Based on the orientation of the shaft about which the aerofoil blades are configured, wind turbines can be divided into horizontal axis and vertical axis wind turbines. The rotation axes of horizontal axis wind turbines operate in line with the wind while the rotation axes of vertical axis turbines are at right angle to the wind.
Horizontal axis wind turbines are continuously realigned to keep the rotor in line with wind direction. But this is not required for vertical axis wind turbines as they can harness wind from all directions.
Horizontal axis turbines are the dominant turbine type all over the world.
Upwind wind turbine VS downwind wind turbine
An upwind wind turbines is a horizontal axis wind turbine with the rotor facing the wind while a downwind turbine is one with the wind blowing from the back of the rotor. The majority of modern large wind turbines are up-wind machines.
Single blade, two blade, and three blade machines
The number of blades of a wind turbine is determined by various factors including aerodynamic efficiency, complexity, cost, noise and aesthetics. Large wind turbines have been built with single blade, two blades or three blades.
Wind turbine of fewer blades need to rotate faster to get more interaction with the wind so as to extract more energy from it, and hence they are noisier. When the number of blades are too many, they can interact with each other and hence reduce the overall efficiency of the turbine. Nowadays, turbines with three blades are the dominant turbine type. Aesthetically, a three blade turbine looks more balanced and pleasing.
On-shore wind energy systems may be either individual machines, or multiple machines arranged as a wind farm, in a linear arrangement or in an array arrangement.
Wind turbines in a wind farm should be installed with certain separation distance from each other, to avoid causing excessive turbulence on each other, or causing a significant reduction in the power output of the back-row wind turbines due to "wake effect" caused by the front-row turbines.
Roads need to be constructed for transporting the large components of the turbines (in particular the blades) to the installation sites.
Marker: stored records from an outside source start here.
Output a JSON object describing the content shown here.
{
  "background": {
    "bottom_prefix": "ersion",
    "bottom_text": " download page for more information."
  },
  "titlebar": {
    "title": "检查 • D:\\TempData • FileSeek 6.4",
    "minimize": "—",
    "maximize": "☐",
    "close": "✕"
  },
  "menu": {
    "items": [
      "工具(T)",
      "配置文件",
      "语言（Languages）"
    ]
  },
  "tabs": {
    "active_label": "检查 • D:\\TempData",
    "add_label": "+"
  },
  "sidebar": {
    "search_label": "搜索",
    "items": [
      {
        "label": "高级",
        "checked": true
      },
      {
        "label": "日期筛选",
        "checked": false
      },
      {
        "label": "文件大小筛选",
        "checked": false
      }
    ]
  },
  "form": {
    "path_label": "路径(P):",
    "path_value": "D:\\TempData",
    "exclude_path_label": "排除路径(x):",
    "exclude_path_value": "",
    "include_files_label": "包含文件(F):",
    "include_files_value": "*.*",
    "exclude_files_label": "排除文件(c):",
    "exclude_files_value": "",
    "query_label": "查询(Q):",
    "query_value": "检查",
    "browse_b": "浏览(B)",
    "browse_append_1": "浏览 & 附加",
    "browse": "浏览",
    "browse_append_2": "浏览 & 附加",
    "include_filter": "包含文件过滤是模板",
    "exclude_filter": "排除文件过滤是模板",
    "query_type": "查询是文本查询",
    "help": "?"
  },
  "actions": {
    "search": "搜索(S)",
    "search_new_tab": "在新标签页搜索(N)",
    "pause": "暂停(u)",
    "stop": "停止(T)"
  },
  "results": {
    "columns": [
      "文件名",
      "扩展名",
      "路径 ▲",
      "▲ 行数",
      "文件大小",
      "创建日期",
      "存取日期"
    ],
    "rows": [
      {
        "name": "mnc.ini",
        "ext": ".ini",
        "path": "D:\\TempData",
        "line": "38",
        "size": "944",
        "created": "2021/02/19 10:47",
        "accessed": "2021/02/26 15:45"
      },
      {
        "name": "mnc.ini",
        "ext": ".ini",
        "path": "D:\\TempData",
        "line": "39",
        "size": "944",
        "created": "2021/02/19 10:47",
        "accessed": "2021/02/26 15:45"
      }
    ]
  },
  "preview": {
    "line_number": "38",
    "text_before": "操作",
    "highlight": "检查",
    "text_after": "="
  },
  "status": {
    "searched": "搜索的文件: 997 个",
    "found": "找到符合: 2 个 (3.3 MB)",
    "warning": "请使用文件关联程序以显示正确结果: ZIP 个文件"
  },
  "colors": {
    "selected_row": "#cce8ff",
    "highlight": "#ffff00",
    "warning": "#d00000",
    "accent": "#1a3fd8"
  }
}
Power lines carry the generated power from the wind farm to the grid connection point.
Up to the end of 2005, world total installed capacity for wind enrgy reached 58 GW. Germany, Spain, the USA, India and Denmark are the leading countries in terms of installed wind power capacity. In the case of Denmark, wind power provides nearly 20% of the country's electricity. In Hong Kong, the first large wind turbine was installed on Lamma Island in late 2005 and inaugaurated in February 2006 by The Hongkong Electric Company Limited. Its rated output power is 800 kW.
Wind energy is the fastest growing sector in renewable energy. The average annual growth rate of wind energy in the year between 1995 - 2005 was 28.5%. The annual growth rate of wind power will continue to be high and it is estimated by DEWI, the German Wind Energy Institute, that the global wind power capacity will probably reach 150 GW by 2012.
This flash illustrates wind turbine installations around the world. The paragraph above describes wind turbine installations around the world.